Sentencing & Prisoner Reentry In MichiganResearch on incarceration, probation, reintegration and recidivism
Trajectories of neighborhood attainment after prison
Lee, Keunbok, David Harding, and Jeffrey Morenoff. 2016. “Trajectories of neighborhood attainment after prison.” Social Science Research 66:211-233.
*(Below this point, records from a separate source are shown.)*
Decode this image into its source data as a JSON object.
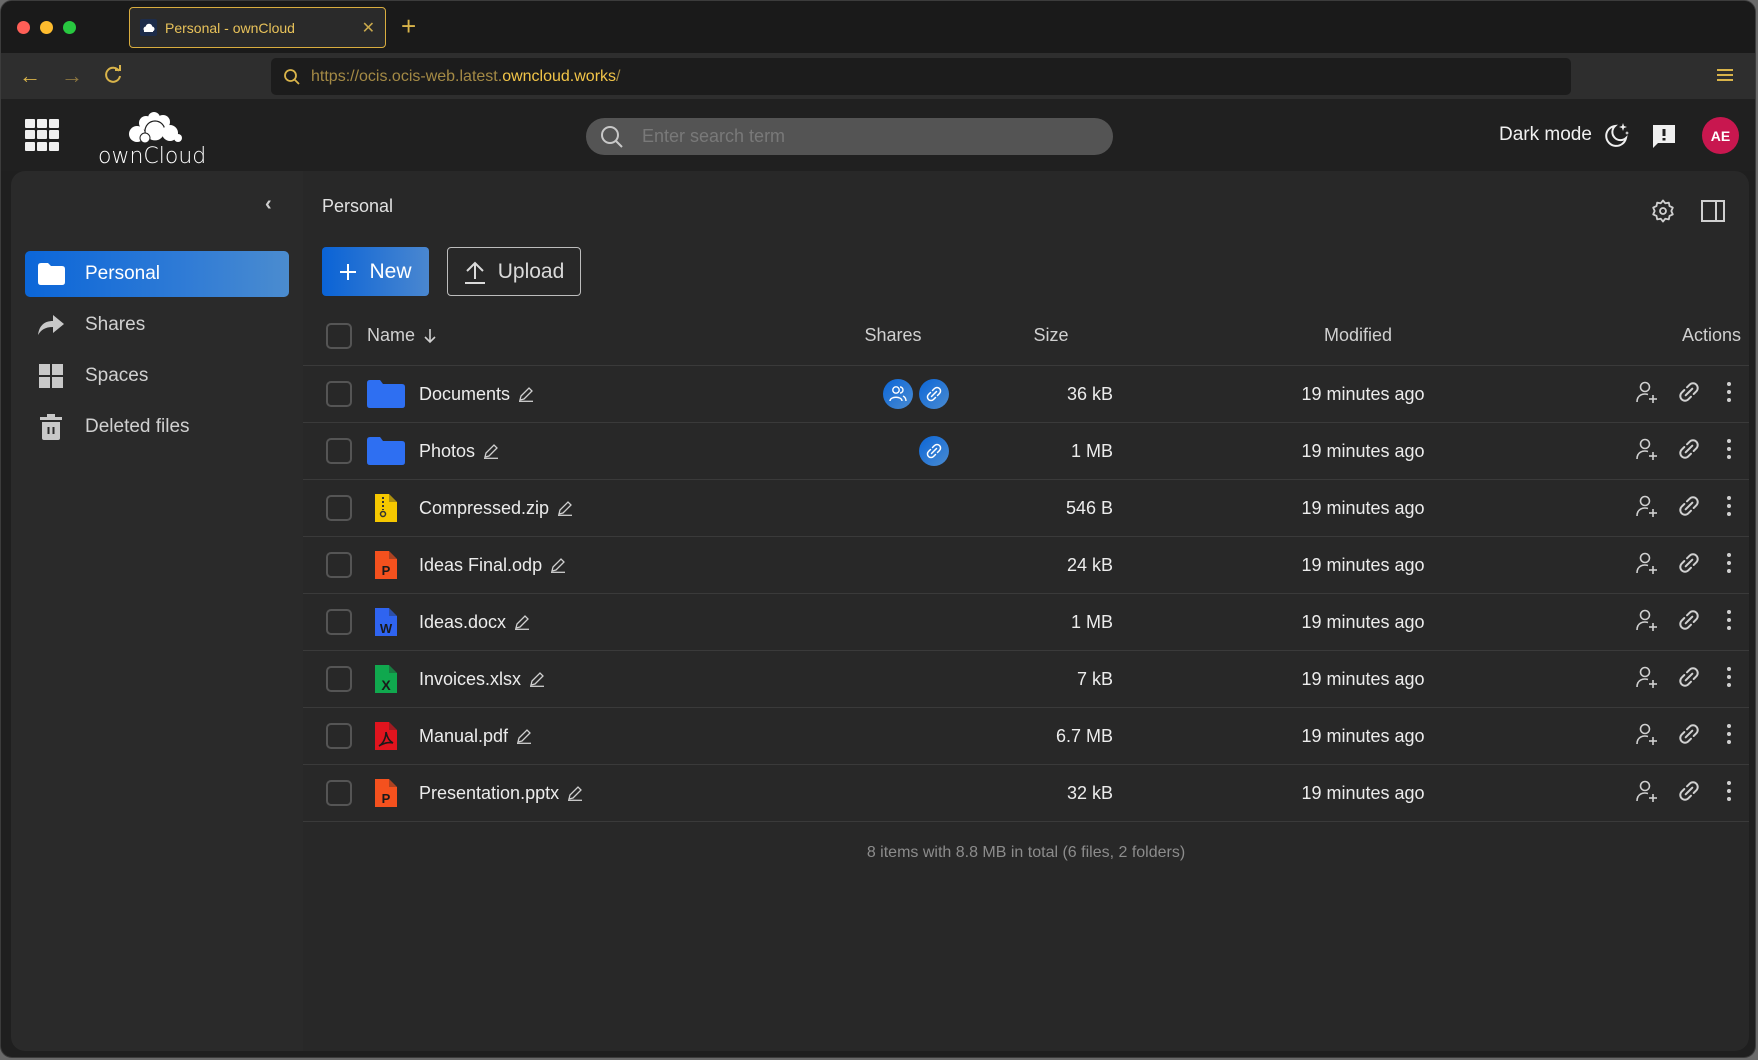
{
  "browser": {
    "tab_title": "Personal - ownCloud",
    "url_prefix": "https://ocis.ocis-web.latest.",
    "url_domain": "owncloud.works",
    "url_suffix": "/"
  },
  "header": {
    "logo_text": "ownCloud",
    "search_placeholder": "Enter search term",
    "dark_mode_label": "Dark mode",
    "avatar_initials": "AE"
  },
  "sidebar": {
    "items": [
      {
        "label": "Personal",
        "icon": "folder-icon",
        "active": true
      },
      {
        "label": "Shares",
        "icon": "share-arrow-icon",
        "active": false
      },
      {
        "label": "Spaces",
        "icon": "spaces-grid-icon",
        "active": false
      },
      {
        "label": "Deleted files",
        "icon": "trash-icon",
        "active": false
      }
    ]
  },
  "main": {
    "breadcrumb": "Personal",
    "new_label": "New",
    "upload_label": "Upload",
    "columns": {
      "name": "Name",
      "shares": "Shares",
      "size": "Size",
      "modified": "Modified",
      "actions": "Actions"
    },
    "files": [
      {
        "name": "Documents",
        "type": "folder",
        "shares": [
          "people",
          "link"
        ],
        "size": "36 kB",
        "modified": "19 minutes ago"
      },
      {
        "name": "Photos",
        "type": "folder",
        "shares": [
          "link"
        ],
        "size": "1 MB",
        "modified": "19 minutes ago"
      },
      {
        "name": "Compressed.zip",
        "type": "zip",
        "shares": [],
        "size": "546 B",
        "modified": "19 minutes ago"
      },
      {
        "name": "Ideas Final.odp",
        "type": "presentation",
        "shares": [],
        "size": "24 kB",
        "modified": "19 minutes ago"
      },
      {
        "name": "Ideas.docx",
        "type": "word",
        "shares": [],
        "size": "1 MB",
        "modified": "19 minutes ago"
      },
      {
        "name": "Invoices.xlsx",
        "type": "excel",
        "shares": [],
        "size": "7 kB",
        "modified": "19 minutes ago"
      },
      {
        "name": "Manual.pdf",
        "type": "pdf",
        "shares": [],
        "size": "6.7 MB",
        "modified": "19 minutes ago"
      },
      {
        "name": "Presentation.pptx",
        "type": "presentation",
        "shares": [],
        "size": "32 kB",
        "modified": "19 minutes ago"
      }
    ],
    "footer": "8 items with 8.8 MB in total (6 files, 2 folders)"
  },
  "colors": {
    "accent": "#0b66d8",
    "avatar": "#c8174f",
    "browser_accent": "#d9b44a",
    "folder": "#2e6ff2",
    "zip": "#f6c800",
    "presentation": "#f4511e",
    "word": "#2f64f0",
    "excel": "#10a84e",
    "pdf": "#e0141e"
  }
}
A potentially important but understudied aspect of prisoner reentry is the neighborhood environments experienced by formerly incarcerated people. We know that many formerly incarcerated people return to very disadvantaged neighborhood environments and that returning to disadvantaged neighborhoods after prison increases the risk of recidivism and reduces employment. Yet very little is known about the social, economic, and institutional processes that sort formerly incarcerated people into different neighborhoods after release or their trajectories of neighborhood attainment over time. Motivated by a conceptualization of prisoner reentry and reintegration as a process that unfolds over time, we examine trajectories of neighborhood environments after release. Motivated by the literature on neighborhood attainment, social capital, and the role of criminal justice institutions in structuring the lives of former prisoners, we examine sources of variation in neighborhood attainment. We use administrative data from the Michigan Department of Corrections on formerly incarcerated people paroled in 2003 and followed for two years after release. Descriptive results from a latent class trajectory model show that most white and black formerly incarcerated people experience flat trajectories, with little upward or downward residential mobility over time. Findings from multi-level growth curve models suggest that institutional factors are particularly important for the neighborhood attainment of whites, while human capital and social ties are particularly important for blacks. Among both blacks and whites, pre-prison and first post-prison neighborhood conditions exhibit a strong association with post-prison neighborhood attainment, although these associations are larger for blacks than whites.